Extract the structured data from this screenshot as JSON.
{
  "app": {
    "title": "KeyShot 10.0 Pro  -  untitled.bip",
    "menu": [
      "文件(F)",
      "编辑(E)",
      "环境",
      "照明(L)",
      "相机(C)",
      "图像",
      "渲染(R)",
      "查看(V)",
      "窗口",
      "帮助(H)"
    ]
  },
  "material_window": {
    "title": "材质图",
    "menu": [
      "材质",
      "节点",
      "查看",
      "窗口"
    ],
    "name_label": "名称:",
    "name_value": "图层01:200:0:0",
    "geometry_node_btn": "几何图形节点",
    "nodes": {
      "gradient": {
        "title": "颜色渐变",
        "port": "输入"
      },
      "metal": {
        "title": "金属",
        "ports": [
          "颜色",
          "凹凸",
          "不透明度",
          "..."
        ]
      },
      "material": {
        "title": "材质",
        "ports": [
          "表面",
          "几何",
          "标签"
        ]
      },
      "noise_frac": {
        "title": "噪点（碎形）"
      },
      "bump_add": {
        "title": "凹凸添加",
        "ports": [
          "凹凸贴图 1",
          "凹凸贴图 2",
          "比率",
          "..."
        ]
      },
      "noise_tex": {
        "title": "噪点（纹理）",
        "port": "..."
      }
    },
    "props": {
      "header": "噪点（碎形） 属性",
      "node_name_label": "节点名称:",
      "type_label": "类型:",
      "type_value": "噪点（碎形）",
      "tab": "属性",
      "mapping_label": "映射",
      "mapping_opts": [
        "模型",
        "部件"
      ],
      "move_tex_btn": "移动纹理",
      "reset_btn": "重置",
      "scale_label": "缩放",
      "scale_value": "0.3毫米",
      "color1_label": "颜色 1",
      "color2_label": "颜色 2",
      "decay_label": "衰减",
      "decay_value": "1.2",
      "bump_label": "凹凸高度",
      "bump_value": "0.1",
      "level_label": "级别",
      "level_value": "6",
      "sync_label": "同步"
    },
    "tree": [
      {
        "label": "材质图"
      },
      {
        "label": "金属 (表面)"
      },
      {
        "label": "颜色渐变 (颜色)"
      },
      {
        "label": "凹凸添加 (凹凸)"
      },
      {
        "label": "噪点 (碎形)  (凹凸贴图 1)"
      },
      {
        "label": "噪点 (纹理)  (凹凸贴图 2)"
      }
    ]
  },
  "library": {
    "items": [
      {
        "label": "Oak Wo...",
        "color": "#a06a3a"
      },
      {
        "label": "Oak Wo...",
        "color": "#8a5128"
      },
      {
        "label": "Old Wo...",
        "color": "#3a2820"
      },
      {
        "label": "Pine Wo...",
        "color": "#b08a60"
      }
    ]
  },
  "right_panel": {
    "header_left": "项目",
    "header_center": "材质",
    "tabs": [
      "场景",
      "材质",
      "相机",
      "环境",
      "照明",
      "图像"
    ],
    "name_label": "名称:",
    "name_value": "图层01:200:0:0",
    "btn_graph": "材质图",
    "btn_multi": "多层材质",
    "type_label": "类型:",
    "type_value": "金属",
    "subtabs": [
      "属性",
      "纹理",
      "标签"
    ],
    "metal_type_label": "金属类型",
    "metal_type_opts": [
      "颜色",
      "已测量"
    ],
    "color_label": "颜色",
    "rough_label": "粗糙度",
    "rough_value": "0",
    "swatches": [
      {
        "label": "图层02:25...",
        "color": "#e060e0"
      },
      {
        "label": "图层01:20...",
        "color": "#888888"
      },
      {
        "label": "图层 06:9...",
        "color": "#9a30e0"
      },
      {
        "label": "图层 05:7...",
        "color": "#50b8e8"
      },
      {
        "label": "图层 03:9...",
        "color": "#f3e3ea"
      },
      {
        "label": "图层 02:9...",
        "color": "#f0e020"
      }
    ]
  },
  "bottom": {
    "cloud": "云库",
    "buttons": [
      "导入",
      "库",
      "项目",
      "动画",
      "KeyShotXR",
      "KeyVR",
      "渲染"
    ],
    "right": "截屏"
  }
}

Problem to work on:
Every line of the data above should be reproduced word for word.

Written answer:
Extract the structured data from this screenshot as JSON.
{
  "app": {
    "title": "KeyShot 10.0 Pro  -  untitled.bip",
    "menu": [
      "文件(F)",
      "编辑(E)",
      "环境",
      "照明(L)",
      "相机(C)",
      "图像",
      "渲染(R)",
      "查看(V)",
      "窗口",
      "帮助(H)"
    ]
  },
  "material_window": {
    "title": "材质图",
    "menu": [
      "材质",
      "节点",
      "查看",
      "窗口"
    ],
    "name_label": "名称:",
    "name_value": "图层01:200:0:0",
    "geometry_node_btn": "几何图形节点",
    "nodes": {
      "gradient": {
        "title": "颜色渐变",
        "port": "输入"
      },
      "metal": {
        "title": "金属",
        "ports": [
          "颜色",
          "凹凸",
          "不透明度",
          "..."
        ]
      },
      "material": {
        "title": "材质",
        "ports": [
          "表面",
          "几何",
          "标签"
        ]
      },
      "noise_frac": {
        "title": "噪点（碎形）"
      },
      "bump_add": {
        "title": "凹凸添加",
        "ports": [
          "凹凸贴图 1",
          "凹凸贴图 2",
          "比率",
          "..."
        ]
      },
      "noise_tex": {
        "title": "噪点（纹理）",
        "port": "..."
      }
    },
    "props": {
      "header": "噪点（碎形） 属性",
      "node_name_label": "节点名称:",
      "type_label": "类型:",
      "type_value": "噪点（碎形）",
      "tab": "属性",
      "mapping_label": "映射",
      "mapping_opts": [
        "模型",
        "部件"
      ],
      "move_tex_btn": "移动纹理",
      "reset_btn": "重置",
      "scale_label": "缩放",
      "scale_value": "0.3毫米",
      "color1_label": "颜色 1",
      "color2_label": "颜色 2",
      "decay_label": "衰减",
      "decay_value": "1.2",
      "bump_label": "凹凸高度",
      "bump_value": "0.1",
      "level_label": "级别",
      "level_value": "6",
      "sync_label": "同步"
    },
    "tree": [
      {
        "label": "材质图"
      },
      {
        "label": "金属 (表面)"
      },
      {
        "label": "颜色渐变 (颜色)"
      },
      {
        "label": "凹凸添加 (凹凸)"
      },
      {
        "label": "噪点 (碎形)  (凹凸贴图 1)"
      },
      {
        "label": "噪点 (纹理)  (凹凸贴图 2)"
      }
    ]
  },
  "library": {
    "items": [
      {
        "label": "Oak Wo...",
        "color": "#a06a3a"
      },
      {
        "label": "Oak Wo...",
        "color": "#8a5128"
      },
      {
        "label": "Old Wo...",
        "color": "#3a2820"
      },
      {
        "label": "Pine Wo...",
        "color": "#b08a60"
      }
    ]
  },
  "right_panel": {
    "header_left": "项目",
    "header_center": "材质",
    "tabs": [
      "场景",
      "材质",
      "相机",
      "环境",
      "照明",
      "图像"
    ],
    "name_label": "名称:",
    "name_value": "图层01:200:0:0",
    "btn_graph": "材质图",
    "btn_multi": "多层材质",
    "type_label": "类型:",
    "type_value": "金属",
    "subtabs": [
      "属性",
      "纹理",
      "标签"
    ],
    "metal_type_label": "金属类型",
    "metal_type_opts": [
      "颜色",
      "已测量"
    ],
    "color_label": "颜色",
    "rough_label": "粗糙度",
    "rough_value": "0",
    "swatches": [
      {
        "label": "图层02:25...",
        "color": "#e060e0"
      },
      {
        "label": "图层01:20...",
        "color": "#888888"
      },
      {
        "label": "图层 06:9...",
        "color": "#9a30e0"
      },
      {
        "label": "图层 05:7...",
        "color": "#50b8e8"
      },
      {
        "label": "图层 03:9...",
        "color": "#f3e3ea"
      },
      {
        "label": "图层 02:9...",
        "color": "#f0e020"
      }
    ]
  },
  "bottom": {
    "cloud": "云库",
    "buttons": [
      "导入",
      "库",
      "项目",
      "动画",
      "KeyShotXR",
      "KeyVR",
      "渲染"
    ],
    "right": "截屏"
  }
}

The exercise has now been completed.